### TASK DESCRIPTION
Pull out every line with the word "this" from the entries below.

### ENTRIES PROVIDED
######

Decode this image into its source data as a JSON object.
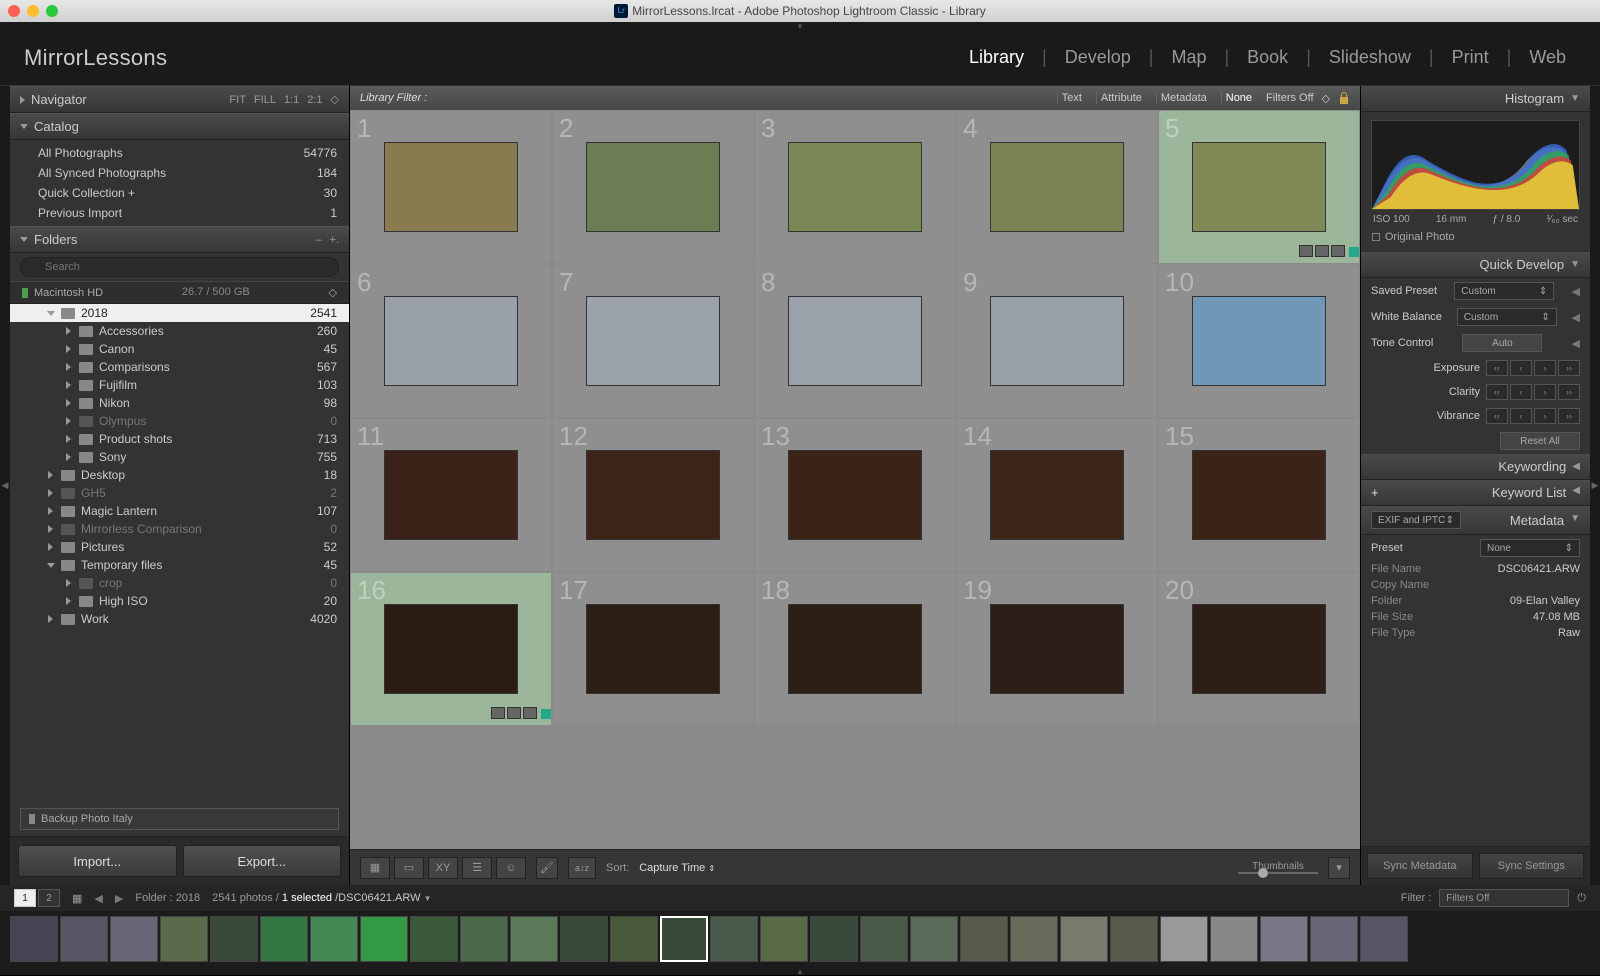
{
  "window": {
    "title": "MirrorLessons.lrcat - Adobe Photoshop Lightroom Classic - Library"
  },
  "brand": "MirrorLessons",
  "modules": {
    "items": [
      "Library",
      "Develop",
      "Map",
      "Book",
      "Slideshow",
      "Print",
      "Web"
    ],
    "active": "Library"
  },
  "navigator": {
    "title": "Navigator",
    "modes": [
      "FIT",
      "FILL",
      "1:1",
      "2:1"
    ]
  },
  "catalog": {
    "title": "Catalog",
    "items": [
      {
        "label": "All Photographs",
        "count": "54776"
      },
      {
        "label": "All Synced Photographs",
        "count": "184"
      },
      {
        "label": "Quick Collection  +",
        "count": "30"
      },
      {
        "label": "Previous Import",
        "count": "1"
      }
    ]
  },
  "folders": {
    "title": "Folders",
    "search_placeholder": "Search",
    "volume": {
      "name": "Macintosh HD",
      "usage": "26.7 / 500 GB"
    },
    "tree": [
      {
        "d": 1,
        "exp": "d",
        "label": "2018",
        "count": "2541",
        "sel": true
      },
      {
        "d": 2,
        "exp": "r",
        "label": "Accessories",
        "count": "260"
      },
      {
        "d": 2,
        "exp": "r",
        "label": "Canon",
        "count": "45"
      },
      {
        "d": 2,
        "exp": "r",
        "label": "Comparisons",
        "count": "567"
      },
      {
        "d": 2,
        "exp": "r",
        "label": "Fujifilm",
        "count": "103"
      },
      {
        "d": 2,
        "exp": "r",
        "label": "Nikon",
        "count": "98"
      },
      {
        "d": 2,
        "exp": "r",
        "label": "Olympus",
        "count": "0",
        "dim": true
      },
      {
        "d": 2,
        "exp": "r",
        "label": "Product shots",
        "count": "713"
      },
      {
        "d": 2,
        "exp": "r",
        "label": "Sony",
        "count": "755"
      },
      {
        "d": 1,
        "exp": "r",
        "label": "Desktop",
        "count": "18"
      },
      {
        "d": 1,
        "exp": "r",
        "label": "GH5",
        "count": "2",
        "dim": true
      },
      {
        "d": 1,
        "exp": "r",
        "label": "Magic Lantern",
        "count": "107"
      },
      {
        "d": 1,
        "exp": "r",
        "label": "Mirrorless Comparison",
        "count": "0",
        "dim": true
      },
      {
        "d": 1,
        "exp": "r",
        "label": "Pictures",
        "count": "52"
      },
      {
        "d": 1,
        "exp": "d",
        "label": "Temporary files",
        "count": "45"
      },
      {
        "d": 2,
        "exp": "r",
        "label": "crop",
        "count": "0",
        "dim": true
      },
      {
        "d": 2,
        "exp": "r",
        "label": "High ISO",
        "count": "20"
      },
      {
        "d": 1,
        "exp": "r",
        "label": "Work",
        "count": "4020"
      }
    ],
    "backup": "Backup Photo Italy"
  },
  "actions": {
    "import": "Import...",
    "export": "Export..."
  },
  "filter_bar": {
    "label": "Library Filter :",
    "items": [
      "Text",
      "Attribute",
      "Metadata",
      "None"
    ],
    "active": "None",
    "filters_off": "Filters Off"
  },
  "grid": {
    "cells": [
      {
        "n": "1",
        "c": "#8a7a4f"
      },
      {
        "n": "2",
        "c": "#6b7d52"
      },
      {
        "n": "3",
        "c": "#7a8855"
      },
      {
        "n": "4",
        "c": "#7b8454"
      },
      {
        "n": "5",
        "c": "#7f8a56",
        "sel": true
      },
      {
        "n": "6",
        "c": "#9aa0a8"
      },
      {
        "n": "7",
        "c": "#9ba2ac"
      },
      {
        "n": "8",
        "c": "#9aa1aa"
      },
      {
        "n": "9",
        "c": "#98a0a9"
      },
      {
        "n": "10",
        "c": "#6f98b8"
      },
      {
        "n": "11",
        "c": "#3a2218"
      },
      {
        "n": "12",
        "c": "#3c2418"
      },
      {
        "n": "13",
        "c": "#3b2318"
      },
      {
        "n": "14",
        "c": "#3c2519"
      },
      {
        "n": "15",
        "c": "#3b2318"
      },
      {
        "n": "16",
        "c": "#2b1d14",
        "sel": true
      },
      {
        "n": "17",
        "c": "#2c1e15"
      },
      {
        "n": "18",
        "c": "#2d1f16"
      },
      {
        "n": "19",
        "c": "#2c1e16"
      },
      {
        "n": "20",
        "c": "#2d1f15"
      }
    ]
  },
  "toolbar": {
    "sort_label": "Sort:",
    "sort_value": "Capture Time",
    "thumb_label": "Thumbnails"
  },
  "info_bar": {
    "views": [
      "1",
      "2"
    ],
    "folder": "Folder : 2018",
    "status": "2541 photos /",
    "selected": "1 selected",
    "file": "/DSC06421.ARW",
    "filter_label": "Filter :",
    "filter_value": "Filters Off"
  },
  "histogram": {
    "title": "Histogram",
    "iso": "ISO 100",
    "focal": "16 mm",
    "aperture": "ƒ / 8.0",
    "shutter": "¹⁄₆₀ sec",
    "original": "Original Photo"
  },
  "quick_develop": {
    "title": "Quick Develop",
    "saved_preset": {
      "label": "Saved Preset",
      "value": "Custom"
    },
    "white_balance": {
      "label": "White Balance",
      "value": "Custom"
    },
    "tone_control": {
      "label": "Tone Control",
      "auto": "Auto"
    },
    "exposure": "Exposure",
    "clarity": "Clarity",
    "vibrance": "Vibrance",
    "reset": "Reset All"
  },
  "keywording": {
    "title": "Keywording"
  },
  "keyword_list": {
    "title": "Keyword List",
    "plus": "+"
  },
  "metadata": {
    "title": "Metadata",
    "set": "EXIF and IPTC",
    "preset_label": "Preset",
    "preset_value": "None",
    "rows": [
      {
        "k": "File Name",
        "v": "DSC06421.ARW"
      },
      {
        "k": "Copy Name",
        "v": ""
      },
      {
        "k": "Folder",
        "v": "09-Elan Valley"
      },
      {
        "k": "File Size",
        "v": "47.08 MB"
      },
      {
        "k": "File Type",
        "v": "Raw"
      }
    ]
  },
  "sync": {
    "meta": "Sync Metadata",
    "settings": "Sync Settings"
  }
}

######

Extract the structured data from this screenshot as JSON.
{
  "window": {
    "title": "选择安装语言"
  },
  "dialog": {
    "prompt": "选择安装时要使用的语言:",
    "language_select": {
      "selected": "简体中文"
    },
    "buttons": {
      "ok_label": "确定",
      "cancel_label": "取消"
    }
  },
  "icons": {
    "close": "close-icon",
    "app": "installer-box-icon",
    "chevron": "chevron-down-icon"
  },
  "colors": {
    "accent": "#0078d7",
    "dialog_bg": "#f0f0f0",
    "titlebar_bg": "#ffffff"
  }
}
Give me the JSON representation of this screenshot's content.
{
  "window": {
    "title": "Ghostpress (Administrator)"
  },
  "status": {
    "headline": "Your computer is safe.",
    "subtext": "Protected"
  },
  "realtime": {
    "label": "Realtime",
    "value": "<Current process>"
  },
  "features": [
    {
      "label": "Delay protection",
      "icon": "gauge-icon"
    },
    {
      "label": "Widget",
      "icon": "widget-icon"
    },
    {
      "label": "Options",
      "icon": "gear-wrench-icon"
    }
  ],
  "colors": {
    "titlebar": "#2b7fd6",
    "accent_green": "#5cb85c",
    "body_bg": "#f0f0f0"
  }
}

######

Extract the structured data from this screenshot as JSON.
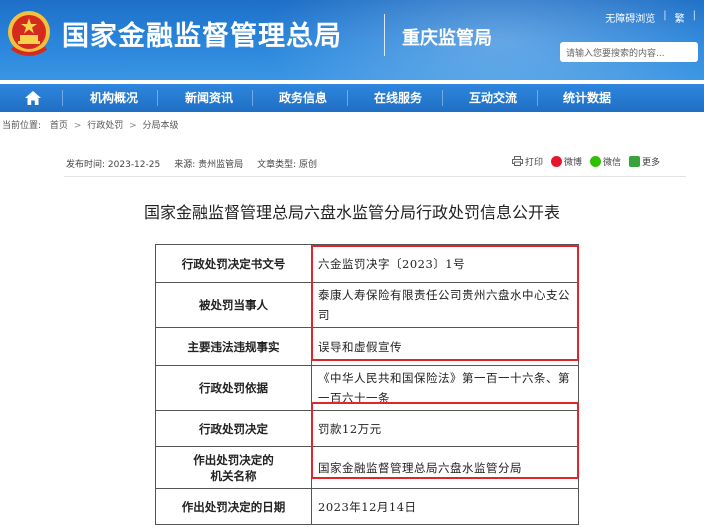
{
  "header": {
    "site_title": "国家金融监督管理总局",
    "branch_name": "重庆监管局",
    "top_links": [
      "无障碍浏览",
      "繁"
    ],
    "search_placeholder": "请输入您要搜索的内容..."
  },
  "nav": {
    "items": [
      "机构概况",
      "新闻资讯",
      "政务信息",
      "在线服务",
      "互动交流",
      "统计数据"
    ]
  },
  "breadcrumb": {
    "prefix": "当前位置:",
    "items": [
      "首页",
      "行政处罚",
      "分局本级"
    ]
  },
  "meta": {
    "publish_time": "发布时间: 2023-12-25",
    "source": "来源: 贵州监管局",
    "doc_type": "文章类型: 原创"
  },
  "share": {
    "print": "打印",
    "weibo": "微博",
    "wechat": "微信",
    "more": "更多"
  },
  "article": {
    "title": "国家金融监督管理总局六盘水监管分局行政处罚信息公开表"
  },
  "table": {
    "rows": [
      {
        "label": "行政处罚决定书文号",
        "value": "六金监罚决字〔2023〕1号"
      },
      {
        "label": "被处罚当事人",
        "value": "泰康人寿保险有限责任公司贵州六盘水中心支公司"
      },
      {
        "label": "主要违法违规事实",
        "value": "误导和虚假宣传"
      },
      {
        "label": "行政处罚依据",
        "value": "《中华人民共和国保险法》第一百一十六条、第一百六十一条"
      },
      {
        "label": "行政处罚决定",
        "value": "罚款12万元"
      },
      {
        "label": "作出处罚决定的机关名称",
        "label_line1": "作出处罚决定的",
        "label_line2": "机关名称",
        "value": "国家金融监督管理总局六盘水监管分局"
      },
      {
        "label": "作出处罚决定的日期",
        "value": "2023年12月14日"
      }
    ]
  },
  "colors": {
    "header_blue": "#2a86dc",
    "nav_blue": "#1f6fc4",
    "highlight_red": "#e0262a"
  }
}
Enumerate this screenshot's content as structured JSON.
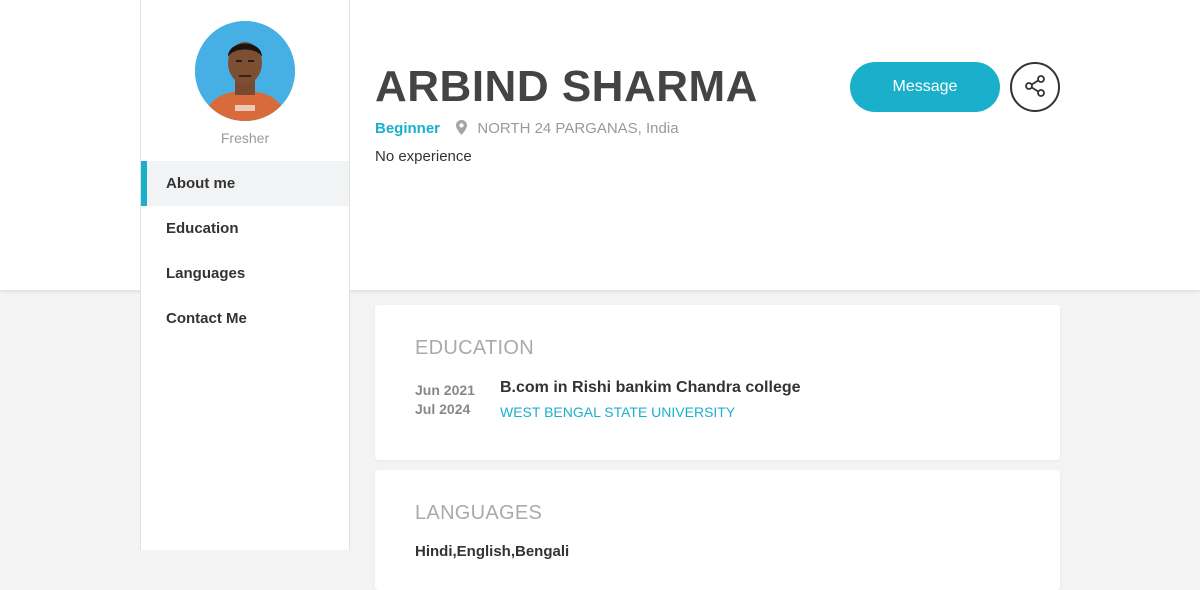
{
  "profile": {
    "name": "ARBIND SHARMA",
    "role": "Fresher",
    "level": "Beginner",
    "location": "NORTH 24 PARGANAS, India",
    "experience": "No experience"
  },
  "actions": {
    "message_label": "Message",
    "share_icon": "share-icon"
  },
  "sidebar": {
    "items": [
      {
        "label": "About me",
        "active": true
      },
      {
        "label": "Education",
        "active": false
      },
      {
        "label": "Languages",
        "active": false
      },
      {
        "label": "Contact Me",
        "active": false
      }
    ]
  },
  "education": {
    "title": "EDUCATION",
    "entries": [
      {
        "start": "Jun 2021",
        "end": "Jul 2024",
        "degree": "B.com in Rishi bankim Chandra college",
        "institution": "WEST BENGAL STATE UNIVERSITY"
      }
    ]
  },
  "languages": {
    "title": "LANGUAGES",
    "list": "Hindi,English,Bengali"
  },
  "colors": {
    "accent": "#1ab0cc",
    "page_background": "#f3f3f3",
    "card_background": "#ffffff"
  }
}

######

### ANSWER TO THE PROBLEM
Decode this image into its source data as a JSON object.
Extract the structured data from this screenshot as JSON.
Give me the JSON representation of this screenshot's content.
Extract the structured data from this screenshot as JSON.
Enumerate this screenshot's content as structured JSON.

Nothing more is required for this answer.